Therefore under the sense datum theory we do not have a direct link to real objects. The link is indirect at best (an idealist would argue that even this isn’t true – we have no understanding of the external world at all). The sense datum theory accepts that perception involves a relationship to objects, but it rejects the idea that these objects are real. Rather, we have access to a set of objects that are always available to us.
The main criticism of the sense datum approach is that it would seem to make objective, scientific knowledge (‘naturalism’) impossible. If sense datum is all we have, and these experiences do not give us any evidence of whether objects are real or not, then it would be impossible to make any objective claims about the world. The sense datum theorist cannot say whether the objects of perception are real or not.
An intentional theory holds that an experience is a particular mental state that represents something in the real world. In other words, an experience is a kind of belief. However the belief on its own does not create a relation between the mind and an object. This opens the possibility that the mind’s representation does not exactly match the object in the real world, so it is possibly for the mind to experience property X while the real world object has property Y. An intentional experience does not provide any evidence of an object’s reality.
However, the question then arises how the intentional theorist draws a distinction between a real experience and a hallucination. If they are claiming that the experience is all that matters, it appears we have no way of distinguishing a hallucination from an actual event. The intentional theorist would in fact argue that the hallucination is still a valid provider of knowledge, as it represents some aspect of the real world. In other words, the real world still has a part to play in creating representations. So while there may be no direct relationship – along with the fact that the representation might be inaccurate – the intentionalist accepts that a mind-independent world does exist and helps to shape experience.
A critic would respond here that if an intentional theory cannot help us to separate a hallucination from a veridical experience, then the theory cannot help us to obtain knowledge. Another line of criticism is that the intentionalist does not do enough to separate an experience from a mere thought. A person can think of any object they choose (a red flower), but this does not mean that the object is actually present. The critic argues that the intentionalist does not explain the special ‘feel’ we have when undergo an experience, which is different to just thinking about an object.
This theory can be seen as a reworking of naïve realism, in that it attempts to reconcile real experiences with hallucinatory ones (as explained in naïve realism above, illusions are less of a problem). A disjunctivist accepts that it is possible to have multiple types of perceiving experiences: one involving real and ordinary objects, and the other involving hallucinations.

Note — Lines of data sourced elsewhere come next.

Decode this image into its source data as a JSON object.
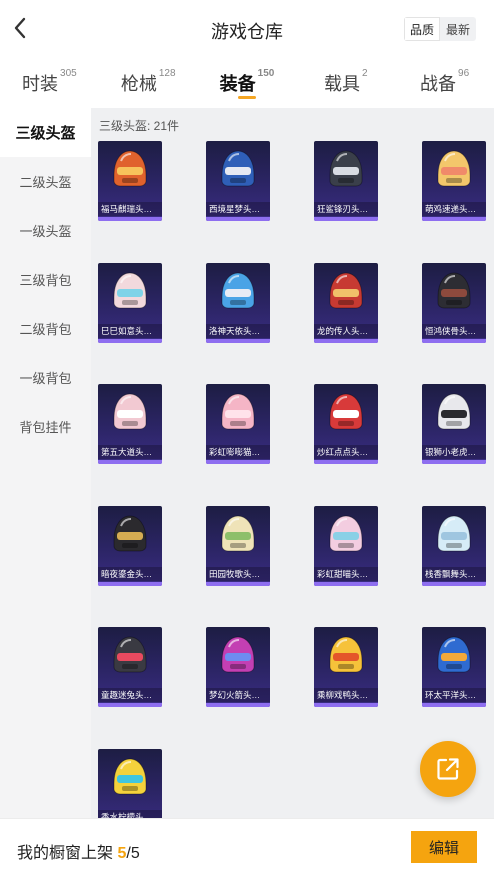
{
  "header": {
    "title": "游戏仓库",
    "back_icon": "chevron-left-icon",
    "sort_options": [
      "品质",
      "最新"
    ],
    "sort_selected": "品质"
  },
  "tabs": [
    {
      "label": "时装",
      "count": "305",
      "active": false
    },
    {
      "label": "枪械",
      "count": "128",
      "active": false
    },
    {
      "label": "装备",
      "count": "150",
      "active": true
    },
    {
      "label": "载具",
      "count": "2",
      "active": false
    },
    {
      "label": "战备",
      "count": "96",
      "active": false
    }
  ],
  "sidebar": {
    "items": [
      {
        "label": "三级头盔",
        "active": true
      },
      {
        "label": "二级头盔",
        "active": false
      },
      {
        "label": "一级头盔",
        "active": false
      },
      {
        "label": "三级背包",
        "active": false
      },
      {
        "label": "二级背包",
        "active": false
      },
      {
        "label": "一级背包",
        "active": false
      },
      {
        "label": "背包挂件",
        "active": false
      }
    ]
  },
  "main": {
    "count_label": "三级头盔: 21件",
    "items": [
      {
        "name": "福马麒瑞头盔...",
        "color": "#e0622d",
        "accent": "#f7c35b"
      },
      {
        "name": "西境星梦头盔...",
        "color": "#2f5fb8",
        "accent": "#e6e9f2"
      },
      {
        "name": "狂鲨锋刃头盔...",
        "color": "#3a3f4a",
        "accent": "#d8dce3"
      },
      {
        "name": "萌鸡速递头盔...",
        "color": "#f3c76b",
        "accent": "#f08a6a"
      },
      {
        "name": "巳巳如意头盔...",
        "color": "#f2d9dd",
        "accent": "#7fd3e8"
      },
      {
        "name": "洛神天依头盔...",
        "color": "#4aa3e6",
        "accent": "#e9ecf5"
      },
      {
        "name": "龙的传人头盔...",
        "color": "#c73a32",
        "accent": "#f1c16a"
      },
      {
        "name": "恒鸿侠骨头盔...",
        "color": "#2d2d33",
        "accent": "#8d4a3d"
      },
      {
        "name": "第五大道头盔...",
        "color": "#f2c9d2",
        "accent": "#ffffff"
      },
      {
        "name": "彩虹嘭嘭猫头...",
        "color": "#f5b5c6",
        "accent": "#ffe3ea"
      },
      {
        "name": "炒红点点头盔...",
        "color": "#d83a3a",
        "accent": "#ffffff"
      },
      {
        "name": "银狮小老虎头...",
        "color": "#e8e8ec",
        "accent": "#2a2a2e"
      },
      {
        "name": "暗夜鎏金头盔...",
        "color": "#2b2a2e",
        "accent": "#d6ad52"
      },
      {
        "name": "田园牧歌头盔...",
        "color": "#efe3b8",
        "accent": "#8dbf6a"
      },
      {
        "name": "彩虹甜喵头盔...",
        "color": "#f3cde0",
        "accent": "#8ad0e6"
      },
      {
        "name": "栈香飘舞头盔...",
        "color": "#d6ecf7",
        "accent": "#9fc6e0"
      },
      {
        "name": "童趣迷兔头盔...",
        "color": "#3a3a42",
        "accent": "#e84a5f"
      },
      {
        "name": "梦幻火箭头盔...",
        "color": "#c33fb3",
        "accent": "#6e8cf0"
      },
      {
        "name": "乘柳戏鸭头盔...",
        "color": "#f6c23a",
        "accent": "#e4552a"
      },
      {
        "name": "环太平洋头盔...",
        "color": "#2f6bd1",
        "accent": "#f2a93a"
      },
      {
        "name": "香水柠檬头盔...",
        "color": "#f4d23c",
        "accent": "#3fc6e0"
      }
    ]
  },
  "fab": {
    "icon": "share-external-icon"
  },
  "bottom": {
    "label": "我的橱窗上架",
    "current": "5",
    "total": "/5",
    "edit_label": "编辑"
  }
}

Furthermore, the experience itself might be identical, and impossible to tell apart. However, in terms of knowledge, we must draw a distinction between the two and only accept perception when real and ordinary objects are involved. The disjunctivist philosopher accepts that even though real experiences and hallucinations often appear to us in the same way, each has a different nature, so we must recognise that nature when assessing an experience.